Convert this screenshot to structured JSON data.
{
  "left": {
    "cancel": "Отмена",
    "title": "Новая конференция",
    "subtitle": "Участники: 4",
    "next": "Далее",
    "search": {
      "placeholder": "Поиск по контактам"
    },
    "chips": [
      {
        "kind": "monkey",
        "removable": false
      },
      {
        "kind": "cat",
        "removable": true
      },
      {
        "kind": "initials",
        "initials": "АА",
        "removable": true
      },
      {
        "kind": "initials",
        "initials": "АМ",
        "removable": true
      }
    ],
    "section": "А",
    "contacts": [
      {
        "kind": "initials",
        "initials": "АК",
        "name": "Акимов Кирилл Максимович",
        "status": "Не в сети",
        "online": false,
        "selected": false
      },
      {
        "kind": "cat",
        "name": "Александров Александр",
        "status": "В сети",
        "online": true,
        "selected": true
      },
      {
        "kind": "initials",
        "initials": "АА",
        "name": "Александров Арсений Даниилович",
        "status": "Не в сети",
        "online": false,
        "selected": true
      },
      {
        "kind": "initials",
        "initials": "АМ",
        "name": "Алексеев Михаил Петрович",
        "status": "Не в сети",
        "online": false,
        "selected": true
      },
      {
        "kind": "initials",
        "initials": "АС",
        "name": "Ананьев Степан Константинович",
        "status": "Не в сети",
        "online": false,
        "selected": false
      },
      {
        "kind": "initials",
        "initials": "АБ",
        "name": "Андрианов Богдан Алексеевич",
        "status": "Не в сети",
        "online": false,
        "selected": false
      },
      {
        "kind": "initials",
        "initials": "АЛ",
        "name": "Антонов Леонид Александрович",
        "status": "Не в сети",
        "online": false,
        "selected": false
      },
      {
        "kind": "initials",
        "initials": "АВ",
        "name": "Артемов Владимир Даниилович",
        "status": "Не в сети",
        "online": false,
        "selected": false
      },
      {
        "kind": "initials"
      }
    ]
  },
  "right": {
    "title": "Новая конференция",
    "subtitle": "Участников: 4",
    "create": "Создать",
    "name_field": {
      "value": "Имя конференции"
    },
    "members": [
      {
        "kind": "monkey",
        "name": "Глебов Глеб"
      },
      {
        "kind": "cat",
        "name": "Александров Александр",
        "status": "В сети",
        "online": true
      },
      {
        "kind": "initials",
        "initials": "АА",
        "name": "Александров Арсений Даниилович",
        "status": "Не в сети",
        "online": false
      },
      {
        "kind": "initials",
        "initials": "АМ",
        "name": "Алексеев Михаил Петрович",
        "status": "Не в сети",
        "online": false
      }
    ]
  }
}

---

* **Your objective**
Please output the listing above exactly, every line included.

* **Response to the exercise**
Convert this screenshot to structured JSON data.
{
  "left": {
    "cancel": "Отмена",
    "title": "Новая конференция",
    "subtitle": "Участники: 4",
    "next": "Далее",
    "search": {
      "placeholder": "Поиск по контактам"
    },
    "chips": [
      {
        "kind": "monkey",
        "removable": false
      },
      {
        "kind": "cat",
        "removable": true
      },
      {
        "kind": "initials",
        "initials": "АА",
        "removable": true
      },
      {
        "kind": "initials",
        "initials": "АМ",
        "removable": true
      }
    ],
    "section": "А",
    "contacts": [
      {
        "kind": "initials",
        "initials": "АК",
        "name": "Акимов Кирилл Максимович",
        "status": "Не в сети",
        "online": false,
        "selected": false
      },
      {
        "kind": "cat",
        "name": "Александров Александр",
        "status": "В сети",
        "online": true,
        "selected": true
      },
      {
        "kind": "initials",
        "initials": "АА",
        "name": "Александров Арсений Даниилович",
        "status": "Не в сети",
        "online": false,
        "selected": true
      },
      {
        "kind": "initials",
        "initials": "АМ",
        "name": "Алексеев Михаил Петрович",
        "status": "Не в сети",
        "online": false,
        "selected": true
      },
      {
        "kind": "initials",
        "initials": "АС",
        "name": "Ананьев Степан Константинович",
        "status": "Не в сети",
        "online": false,
        "selected": false
      },
      {
        "kind": "initials",
        "initials": "АБ",
        "name": "Андрианов Богдан Алексеевич",
        "status": "Не в сети",
        "online": false,
        "selected": false
      },
      {
        "kind": "initials",
        "initials": "АЛ",
        "name": "Антонов Леонид Александрович",
        "status": "Не в сети",
        "online": false,
        "selected": false
      },
      {
        "kind": "initials",
        "initials": "АВ",
        "name": "Артемов Владимир Даниилович",
        "status": "Не в сети",
        "online": false,
        "selected": false
      },
      {
        "kind": "initials"
      }
    ]
  },
  "right": {
    "title": "Новая конференция",
    "subtitle": "Участников: 4",
    "create": "Создать",
    "name_field": {
      "value": "Имя конференции"
    },
    "members": [
      {
        "kind": "monkey",
        "name": "Глебов Глеб"
      },
      {
        "kind": "cat",
        "name": "Александров Александр",
        "status": "В сети",
        "online": true
      },
      {
        "kind": "initials",
        "initials": "АА",
        "name": "Александров Арсений Даниилович",
        "status": "Не в сети",
        "online": false
      },
      {
        "kind": "initials",
        "initials": "АМ",
        "name": "Алексеев Михаил Петрович",
        "status": "Не в сети",
        "online": false
      }
    ]
  }
}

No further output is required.